The following subroutine finds the square of a number.
SUBROUTINE Square( FLOAT a, FLOAT answer )
answer = a * a
Figure 1.2 shows the same program written as a RPL function.
Figure 1.2   
The following imperative-style function finds the minimum of two numbers.
FLOAT answer
IF ( a < b )
answer = a
answer = b
RETURN answer
Figure 1.3 shows the same function implemented within RPL.
Figure 1.3   
Note:  The RPL IF expression evaluates to a single value, as do all functions and expressions.
The following procedure takes an array of numFlows flow values and returns the sum of these flows:
total = 0
WHILE ( i < numFlows )
total = total + flows[i]
i = i + 1
Figure 1.4 shows RPL code that accomplishes the same task.
Figure 1.4   
Note:  The FOR expression evaluates to a single value.
Following are the steps in evaluation of a FOR expression:
1. The list expression is evaluated.
2. The initialization expression is evaluated and the result is assigned to the loop variable.
3. The first/next item in the result of evaluating the list expression is assigned to the index variable.
4. The body is evaluated and the result is assigned to the loop variables.
5. If there are more values in the result of evaluating the list expression, return to the third step.
6. Return the value of the loop variable.
The following procedure takes an array of numFlows reservoir releases and returns the minimum of these values:
SUBROUTINE GetMinRelease( FLOAT ARRAY flows,INTEGER numFlows,FLOAT min )
min = flows[0]
WHILE ( i < numFlows )
IF ( min > flows[i] )
min = flows[i]
i = i + 1
The RPL version shows how iteration can be framed as an expression which evaluates to a single value (and uses the Min function defined above). Figure 1.5 illustrates.
Figure 1.5   
Given the pool elevation of numRes reservoirs, the following subroutine counts the number of reservoirs whose pool elevation is below a certain threshold.
SUBROUTINE CountLowReservoirs( FLOAT ARRAY PEs,INTEGER numRes,FLOAT threshold,INTEGER resCount )
resCount = 0
WHILE ( i < numRes )
IF ( PEs[i] < threshold )
resCount = resCount + 1
i = i + 1
Figure 1.6 shows a possible solution.
Figure 1.6   
To illustrate the use of some of the RPL built-in list operations, consider a variation on the previous example, in which we would like a list of the reservoirs whose pool elevation is below a certain threshold.

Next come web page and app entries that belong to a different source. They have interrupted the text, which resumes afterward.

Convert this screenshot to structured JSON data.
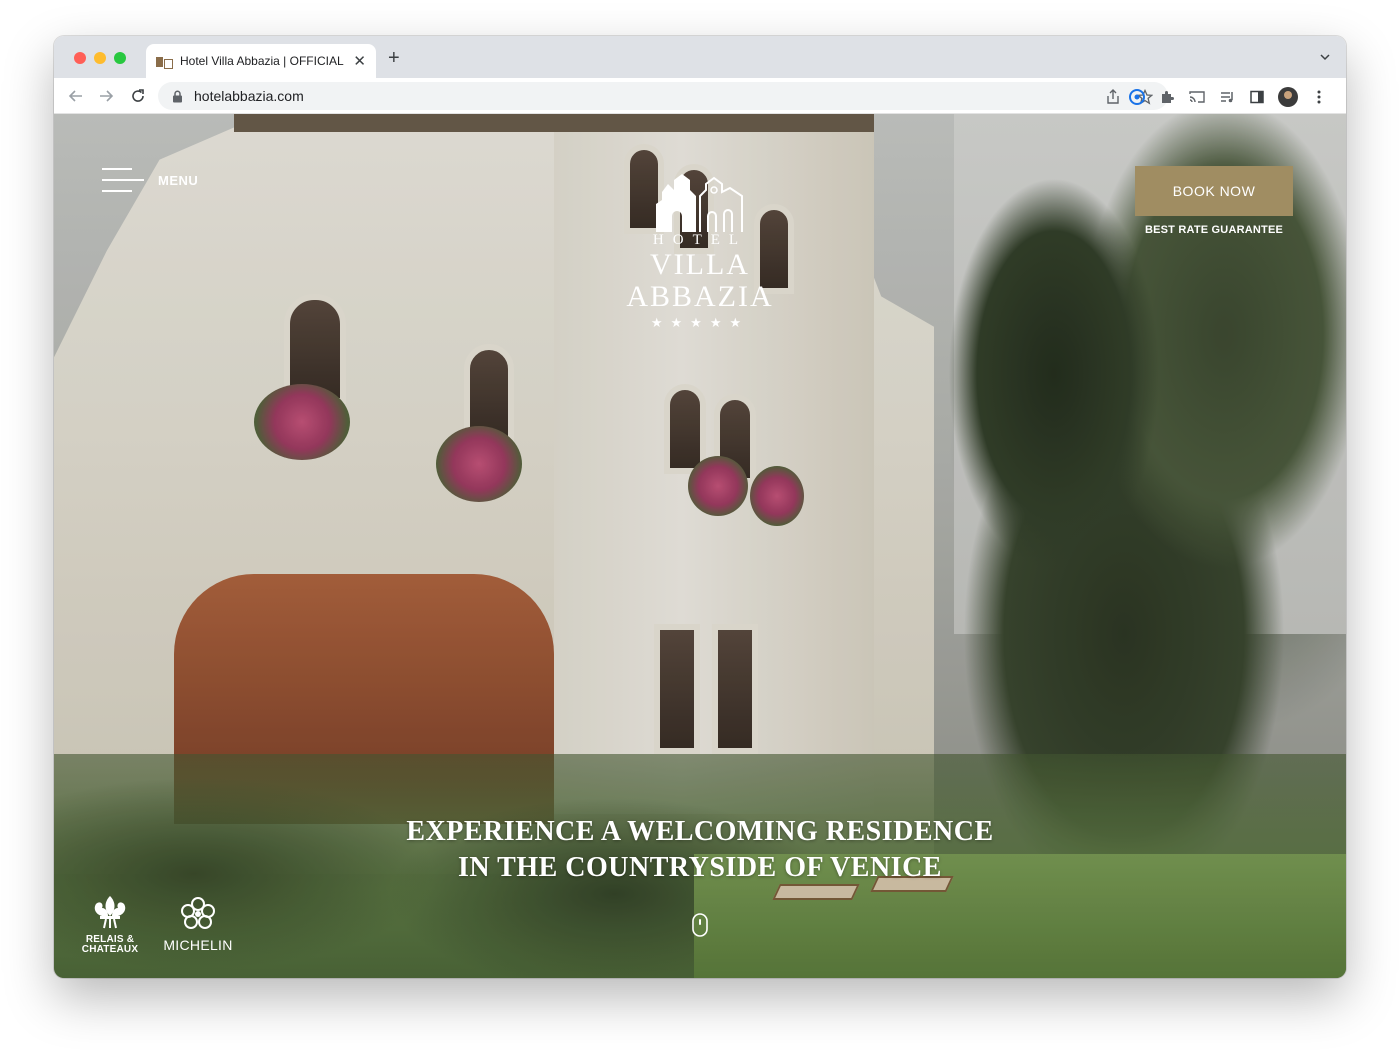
{
  "browser": {
    "tab_title": "Hotel Villa Abbazia | OFFICIAL",
    "new_tab_label": "+",
    "url": "hotelabbazia.com"
  },
  "hero": {
    "menu_label": "MENU",
    "logo": {
      "top_word": "HOTEL",
      "name": "VILLA ABBAZIA",
      "stars": "★★★★★"
    },
    "book_button_label": "BOOK NOW",
    "best_rate_label": "BEST RATE GUARANTEE",
    "headline_line1": "EXPERIENCE A WELCOMING RESIDENCE",
    "headline_line2": "IN THE COUNTRYSIDE OF VENICE",
    "badges": {
      "relais_line1": "RELAIS &",
      "relais_line2": "CHATEAUX",
      "michelin": "MICHELIN"
    }
  },
  "colors": {
    "book_button_bg": "#a08d62",
    "tab_strip": "#dee1e6"
  }
}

Figure 1.7 illustrates.
Figure 1.7   
RPL: A Hybrid Approach
The requirements of RPL point to an ideal language which has some elements of both imperative and functional programming languages. For example, the ultimate purpose of RPL as the rule language is to set slots in the model in order to drive the simulation. Therefore, it is necessary to have assignment statements, particularly to slots. The slots in the model maintain the state of the system for the rules, thus are analogous to values in memory. To maintain clarity of meaning for rule assignments, all assignments are done at the very top level of the rules. In fact, rules contain only slot assignment statements and print statements. Each slot is assigned the result of an expression or function evaluation, No slot assignments are “hidden” in lower level functions.
RiverWare rules have the following form:
Object.slot[timestep] = <expression>
where the expression could contain complex logic or be as simple as a single function call.
The rules need to look at the current state of the model, so the language must have the ability to read slot values from memory. This does not diminish the referential transparency of the rules because slot values in the model can never change while a rule is executing. Data that is associated with policy, for example reservoir guide curves and minimum flow values, are kept in custom slots in the model.
Beyond the assignments to slots, policy computation is performed exclusively by evaluating functions and expressions, providing the benefits of being able to follow the meaning of the rule and not having hidden side effects. To assist in policy that frequently references the same variable, the WITH expression allows the use of a local variable within an expression. This feature helps the user to write policies which are more efficient and simpler than they might otherwise be.
Revised: 06/03/2019